# Simple sub-space question given solution vector $(1,2,3)$ , space($M_{3x3}(\Bbb R)$) and a system $Ax=0$

The set of matrices $$A \in M_{3x3}(\Bbb R)$$ such that the vector $$(1,2,3)$$ is the solution for the system $$Ax=0$$ is a sub space of $$M_{3x3}(\Bbb R)$$

The book says that the statement is true and what I did was

$$Ax=0$$ and we have A= $$\left(\begin{matrix} a_{1,1} & a_{1,2} & a_{1,3} \\ a_{2,1} & a_{2,2} & a_{2,3} \\ a_{3,1} & a_{3,2} & a_{3,3} \\ \end{matrix} \right)$$

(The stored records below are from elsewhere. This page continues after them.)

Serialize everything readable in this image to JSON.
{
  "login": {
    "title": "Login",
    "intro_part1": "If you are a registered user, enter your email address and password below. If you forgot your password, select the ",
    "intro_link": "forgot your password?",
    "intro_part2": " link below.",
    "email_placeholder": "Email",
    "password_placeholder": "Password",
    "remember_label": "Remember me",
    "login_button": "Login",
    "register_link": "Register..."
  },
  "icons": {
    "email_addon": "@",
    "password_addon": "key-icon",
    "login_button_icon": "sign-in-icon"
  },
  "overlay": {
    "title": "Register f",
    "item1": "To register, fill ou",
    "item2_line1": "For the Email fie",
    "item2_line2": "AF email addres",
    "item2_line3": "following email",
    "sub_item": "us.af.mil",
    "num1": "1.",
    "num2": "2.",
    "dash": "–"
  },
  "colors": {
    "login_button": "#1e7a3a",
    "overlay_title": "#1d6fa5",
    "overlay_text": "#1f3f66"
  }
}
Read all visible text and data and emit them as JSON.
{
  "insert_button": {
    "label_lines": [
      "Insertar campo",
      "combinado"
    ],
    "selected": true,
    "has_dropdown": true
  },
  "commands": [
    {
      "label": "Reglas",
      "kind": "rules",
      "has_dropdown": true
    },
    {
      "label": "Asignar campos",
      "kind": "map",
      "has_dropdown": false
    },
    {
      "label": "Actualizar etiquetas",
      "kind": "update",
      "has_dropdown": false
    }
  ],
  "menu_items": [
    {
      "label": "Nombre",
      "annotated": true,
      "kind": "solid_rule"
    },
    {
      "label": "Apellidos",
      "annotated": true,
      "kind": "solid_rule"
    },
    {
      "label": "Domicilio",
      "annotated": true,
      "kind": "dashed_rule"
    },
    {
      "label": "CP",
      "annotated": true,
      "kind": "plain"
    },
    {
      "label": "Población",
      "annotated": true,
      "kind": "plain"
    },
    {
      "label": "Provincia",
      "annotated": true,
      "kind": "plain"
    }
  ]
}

so we get $$A \cdot x$$= $$\left(\begin{matrix} a_{1,1} & a_{1,2} & a_{1,3} \\ a_{2,1} & a_{2,2} & a_{2,3} \\ a_{3,1} & a_{3,2} & a_{3,3} \\ \end{matrix} \right)$$ $$\cdot$$ $$\left(\begin{matrix} 1 \\ 2 \\ 3 \\ \end{matrix} \right)$$ $$=$$ $$\left(\begin{matrix} a_{1,1} + 2a_{1,2} + 3a_{1,3} \\ a_{2,1} + 2a_{2,2} + 3a_{2,3} \\ a_{3,1} + 2a_{3,2} + 3a_{3,3} \\ \end{matrix} \right)$$ $$=$$ $$\left(\begin{matrix} 0 \\ 0 \\ 0 \\ \end{matrix} \right)$$

then if we sort it as a system we get $$\begin{cases} a_{1,1} + 2a_{1,2} + 3a_{1,3}=0 \\ a_{2,1} + 2a_{2,2} + 3a_{2,3}=0 \\ a_{3,1} + 2a_{3,2} + 3a_{3,3}=0 \end{cases}$$

put it in a matrix again and we get $$\left(\begin{matrix} 1 & 2 & 3 \\ 1 & 2 & 3 \\ 1 & 2 & 3 \\ \end{matrix} \right)$$ $$=M$$

so lastly we get $$M \subseteq M_{3x3}(\Bbb R)$$

is this way correct ? if yes is there another way by using simple methods? thank you

• Note that the matrix you have is not correct as $\begin{bmatrix}1 & 2&3\\1 &2&3\\1&2&3\end{bmatrix}\begin{bmatrix}1\\2\\3\end{bmatrix}\neq0$, you should have that the rows look like $(1,1-1)$ or multiples of them, and the rows can be different Jan 7, 2022 at 23:28
• How can $M\subseteq M_{3\times3}(\Bbb R)$? After all, $M$ is a matrix, not a set of matrices. Jan 7, 2022 at 23:29

Let$$S=\{A\in M_{3\times3}(\Bbb R)\mid A.(1,2,3)=0\}.$$Asserting that $$M$$ is a subspace of $$M_{3\times3}(\Bbb R)$$ means two thins: that the sum of the elements of $$S$$ belongs to $$S$$ and thay if $$\lambda\in\Bbb R$$ and if $$A\in S$$, then $$\lambda A\in S$$. But:
• If $$A,B\in S$$, then$$(A+B).(1,2,3)=A.(1,2,3)+B.(1,2,3)=0+0=0,$$and therefore $$A+B\in S$$.
• If $$A\in S$$ and $$\lambda\in\Bbb R$$, then$$(\lambda A)(1,2,3)=\lambda\bigl(A.(1,2,3)\bigr)=\lambda.0=0,$$and therefore $$\lambda A\in S$$.